So what do I need to know about Park Chinois?
This is Alan Yau's Mayfair opulent dining spot, described as a "30s dinner-dance experience". The restaurateur has apparently lavished upwards of £40m on the project to date (according to Bloomberg) and the extraordinary budget shows. No surface has been left ungilted or draped in luxurious materials. Staffing is at saturation point and - as you'd expect - the prices reflect all of this.
Where should I meet friends for a drink first?
If you're looking to keep the costs down in advance of your splurge here, why not try - as we did - the new bar/restaurant Hatchetts in nearby Shepherd Market where we had a glass of Italian rose which was a steal at £4.60.
There are also two bars here at Park Chinois which are both very glamorous spots to wait for your dining companions.
Where should I sit?
It depends on what sort of vibe you're after.
We were on the ground level in Salon de Chine. If you recall the opening sequence to Indiana Jones and the Temple of Doom, it looks like that kind of nightclub. Tables range around a dance floor with an outside ring raised up all looking towards a stage where a live band entertained us. Their repertoire was eclectic - we noted one rather jazz-era interpretation of the Britney Spears' classic, Toxic.

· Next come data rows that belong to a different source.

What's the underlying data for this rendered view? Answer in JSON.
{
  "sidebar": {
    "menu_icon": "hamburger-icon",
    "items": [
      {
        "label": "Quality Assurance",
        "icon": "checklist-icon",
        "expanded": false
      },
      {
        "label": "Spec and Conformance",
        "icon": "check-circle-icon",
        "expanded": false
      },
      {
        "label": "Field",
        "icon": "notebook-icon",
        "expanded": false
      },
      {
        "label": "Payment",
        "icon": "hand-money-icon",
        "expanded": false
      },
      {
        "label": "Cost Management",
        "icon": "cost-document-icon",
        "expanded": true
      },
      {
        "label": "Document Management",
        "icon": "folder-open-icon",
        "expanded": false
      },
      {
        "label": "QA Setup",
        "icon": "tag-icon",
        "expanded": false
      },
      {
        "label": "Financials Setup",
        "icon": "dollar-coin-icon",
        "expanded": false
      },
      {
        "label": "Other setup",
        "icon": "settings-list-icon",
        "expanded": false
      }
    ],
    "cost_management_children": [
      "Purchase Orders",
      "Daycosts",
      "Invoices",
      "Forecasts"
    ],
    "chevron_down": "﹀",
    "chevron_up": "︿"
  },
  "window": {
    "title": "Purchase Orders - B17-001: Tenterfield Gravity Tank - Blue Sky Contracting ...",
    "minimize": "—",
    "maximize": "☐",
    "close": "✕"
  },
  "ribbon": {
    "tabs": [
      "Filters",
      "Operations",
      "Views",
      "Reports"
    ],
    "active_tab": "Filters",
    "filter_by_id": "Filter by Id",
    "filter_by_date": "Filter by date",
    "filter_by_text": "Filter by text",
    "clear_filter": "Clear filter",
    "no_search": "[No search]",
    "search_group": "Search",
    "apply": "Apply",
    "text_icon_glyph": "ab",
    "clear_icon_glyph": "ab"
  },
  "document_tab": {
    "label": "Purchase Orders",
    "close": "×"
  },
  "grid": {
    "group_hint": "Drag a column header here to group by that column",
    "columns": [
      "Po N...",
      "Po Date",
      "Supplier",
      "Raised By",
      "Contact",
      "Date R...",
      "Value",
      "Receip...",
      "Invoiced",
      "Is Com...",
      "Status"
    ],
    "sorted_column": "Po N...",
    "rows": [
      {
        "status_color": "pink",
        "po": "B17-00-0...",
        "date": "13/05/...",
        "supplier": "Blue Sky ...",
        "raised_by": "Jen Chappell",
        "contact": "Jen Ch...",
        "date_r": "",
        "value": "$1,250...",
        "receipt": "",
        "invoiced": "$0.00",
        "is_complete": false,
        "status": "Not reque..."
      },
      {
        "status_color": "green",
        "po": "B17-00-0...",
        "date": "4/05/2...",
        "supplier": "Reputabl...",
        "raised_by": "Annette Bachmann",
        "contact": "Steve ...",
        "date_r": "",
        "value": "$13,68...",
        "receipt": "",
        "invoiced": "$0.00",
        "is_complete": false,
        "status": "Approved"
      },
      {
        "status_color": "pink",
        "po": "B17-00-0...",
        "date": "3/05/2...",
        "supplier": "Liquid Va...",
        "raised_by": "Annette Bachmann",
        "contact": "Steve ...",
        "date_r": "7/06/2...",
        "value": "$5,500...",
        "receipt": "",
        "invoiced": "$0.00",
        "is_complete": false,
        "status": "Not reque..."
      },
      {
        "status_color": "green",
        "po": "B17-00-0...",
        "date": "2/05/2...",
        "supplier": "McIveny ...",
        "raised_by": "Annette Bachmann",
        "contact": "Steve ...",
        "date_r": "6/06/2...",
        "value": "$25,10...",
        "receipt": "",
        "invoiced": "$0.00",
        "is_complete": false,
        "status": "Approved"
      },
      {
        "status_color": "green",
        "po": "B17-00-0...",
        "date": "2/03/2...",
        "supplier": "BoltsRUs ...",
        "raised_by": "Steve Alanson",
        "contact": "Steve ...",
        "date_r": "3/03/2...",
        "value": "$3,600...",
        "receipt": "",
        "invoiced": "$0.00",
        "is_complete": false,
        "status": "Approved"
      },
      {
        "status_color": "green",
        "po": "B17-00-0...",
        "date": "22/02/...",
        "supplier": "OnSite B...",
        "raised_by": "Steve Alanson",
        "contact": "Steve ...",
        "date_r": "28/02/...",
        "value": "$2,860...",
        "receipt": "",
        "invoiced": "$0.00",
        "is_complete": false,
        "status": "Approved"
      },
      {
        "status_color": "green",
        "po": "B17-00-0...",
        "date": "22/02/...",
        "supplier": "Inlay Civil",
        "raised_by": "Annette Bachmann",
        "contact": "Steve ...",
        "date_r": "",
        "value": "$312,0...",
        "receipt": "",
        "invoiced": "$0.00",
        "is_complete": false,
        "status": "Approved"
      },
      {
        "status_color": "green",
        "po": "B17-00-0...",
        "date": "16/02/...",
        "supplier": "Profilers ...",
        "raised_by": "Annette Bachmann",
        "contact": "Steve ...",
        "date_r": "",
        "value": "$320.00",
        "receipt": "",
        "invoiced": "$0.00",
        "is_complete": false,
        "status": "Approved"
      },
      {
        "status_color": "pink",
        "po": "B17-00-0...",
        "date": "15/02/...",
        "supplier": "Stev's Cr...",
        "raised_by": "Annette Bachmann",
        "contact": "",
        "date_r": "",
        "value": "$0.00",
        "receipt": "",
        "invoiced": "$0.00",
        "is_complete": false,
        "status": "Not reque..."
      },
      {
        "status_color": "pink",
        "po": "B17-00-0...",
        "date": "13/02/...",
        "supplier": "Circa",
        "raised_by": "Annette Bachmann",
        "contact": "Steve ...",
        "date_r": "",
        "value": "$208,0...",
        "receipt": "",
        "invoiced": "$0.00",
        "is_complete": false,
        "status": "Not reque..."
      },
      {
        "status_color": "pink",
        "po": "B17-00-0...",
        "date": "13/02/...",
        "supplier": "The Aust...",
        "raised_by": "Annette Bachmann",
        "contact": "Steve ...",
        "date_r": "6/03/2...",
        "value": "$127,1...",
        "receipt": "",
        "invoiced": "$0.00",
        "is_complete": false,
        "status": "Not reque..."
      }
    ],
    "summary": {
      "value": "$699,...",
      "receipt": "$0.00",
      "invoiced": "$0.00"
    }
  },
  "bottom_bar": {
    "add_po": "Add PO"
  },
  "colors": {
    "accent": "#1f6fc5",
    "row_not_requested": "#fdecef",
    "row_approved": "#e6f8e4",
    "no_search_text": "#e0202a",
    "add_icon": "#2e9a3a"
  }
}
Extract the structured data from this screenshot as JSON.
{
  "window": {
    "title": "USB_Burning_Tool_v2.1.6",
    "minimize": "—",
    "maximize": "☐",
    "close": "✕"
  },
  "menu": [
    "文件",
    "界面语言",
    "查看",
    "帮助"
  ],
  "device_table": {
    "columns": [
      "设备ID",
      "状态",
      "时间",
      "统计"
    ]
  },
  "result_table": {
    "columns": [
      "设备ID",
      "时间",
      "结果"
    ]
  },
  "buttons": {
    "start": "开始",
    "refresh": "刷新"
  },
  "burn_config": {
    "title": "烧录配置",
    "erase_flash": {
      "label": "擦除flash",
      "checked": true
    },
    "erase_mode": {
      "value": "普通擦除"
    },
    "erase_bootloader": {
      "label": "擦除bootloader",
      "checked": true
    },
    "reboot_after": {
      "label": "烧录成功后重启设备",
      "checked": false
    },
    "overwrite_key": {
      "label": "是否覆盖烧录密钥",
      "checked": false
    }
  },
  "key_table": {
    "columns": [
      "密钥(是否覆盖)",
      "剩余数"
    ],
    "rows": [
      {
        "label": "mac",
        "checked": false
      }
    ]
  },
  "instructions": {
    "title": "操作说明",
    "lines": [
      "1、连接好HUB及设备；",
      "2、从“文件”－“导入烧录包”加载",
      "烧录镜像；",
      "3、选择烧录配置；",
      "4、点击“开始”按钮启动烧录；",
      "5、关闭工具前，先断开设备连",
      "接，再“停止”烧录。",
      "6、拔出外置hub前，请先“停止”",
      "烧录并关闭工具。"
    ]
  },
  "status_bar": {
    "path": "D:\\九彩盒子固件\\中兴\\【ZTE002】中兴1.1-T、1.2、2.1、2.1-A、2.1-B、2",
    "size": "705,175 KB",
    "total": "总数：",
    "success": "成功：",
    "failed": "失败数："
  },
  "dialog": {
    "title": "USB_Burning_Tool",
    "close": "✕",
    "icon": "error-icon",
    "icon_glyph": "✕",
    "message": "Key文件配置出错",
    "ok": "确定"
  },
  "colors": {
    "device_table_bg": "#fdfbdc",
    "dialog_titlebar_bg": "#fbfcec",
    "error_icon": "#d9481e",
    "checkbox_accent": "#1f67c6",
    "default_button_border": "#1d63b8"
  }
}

Downstairs is younger (and hipper) with more of an Ibiza-style soundtrack.
And the food?
The menu is classic Yau - a bit of everything thrown in. It's most like his most recent venture, Duck and Rice. So expect to see Jamon Pata Negra alongside caviar and char siu bao.
We kicked off with a range from the dim sum section and loved our roast duck puffs (Chinese puffs meet Cornish pasty) which were four for £8.50 and scallop xo dumplings (£14). The salt and pepper squid from the Commence section was a little dry (£18.50) but all that was forgiven with the arrival of the duck.
Make no mistake, the duck de chine is what you want to order. The basic version (which we had) comes in at £75 - but you can choose to add various types of caviar bringing it up to £280. It's a small thing, but each of us having individual bowls of sauce, cucumber sticks and basket of Park Chinois' homemade pancakes was a nice touch. And as for the duck, well it was a beautiful laquered bird with incredibly tender meat. One of the best we've had in an age - certainly comparable to Hutong.
Having shared an entire duck between two of us it's a testament to their dessert menu that we still wanted to order one to share. Our Summer Refreshing was an eye-popping seasonal plate of white peach with hibscus sauce, blackberry sorbet and a matcha tea and coconut crumble for £10.50.
How about drinks?
Pre-dinner we had a Truffle Old Fashioned with Blanton’s Gold Bourbon, Nocello Walnut & Hazelnut liqueur, Noix De La Saint Jean, Maple Syrup and their own homemade Black Truffle Bitters - it was gorgeous but also pricey at £24 - you could get away with spending half that on a Johnnie Walker cocktail, though. As for wine, this is a punchy list with very little under the £50 mark, although our £40 Marsanne was a good all-rounder for pairing with most of our dishes. You could, if you were having a very good day, plump for a bottle of '98 Petrus at £6,757.00.
We honestly didn't know what to expect from Park Chinois. Would it just be an overblown vanity project? Well yes and no. It certainly is the personification of what the Mayfair dining scene has come to, but you'd be hard pressed not to enjoy yourselves here. On a Tuesday evening in August when we'd have expected this place to be rather quiet, both floors of the restaurant were full.
The food we had was very good and you could certainly order less pricier fare than we did and still have a good time. But you might be better off saving up and having that amazing duck.
Park Chinois is at 17 Berkeley St, London W1J 8EA. Find out more.
Hot Dinners were invited to Park Chinois. Prices are correct at the time of writing.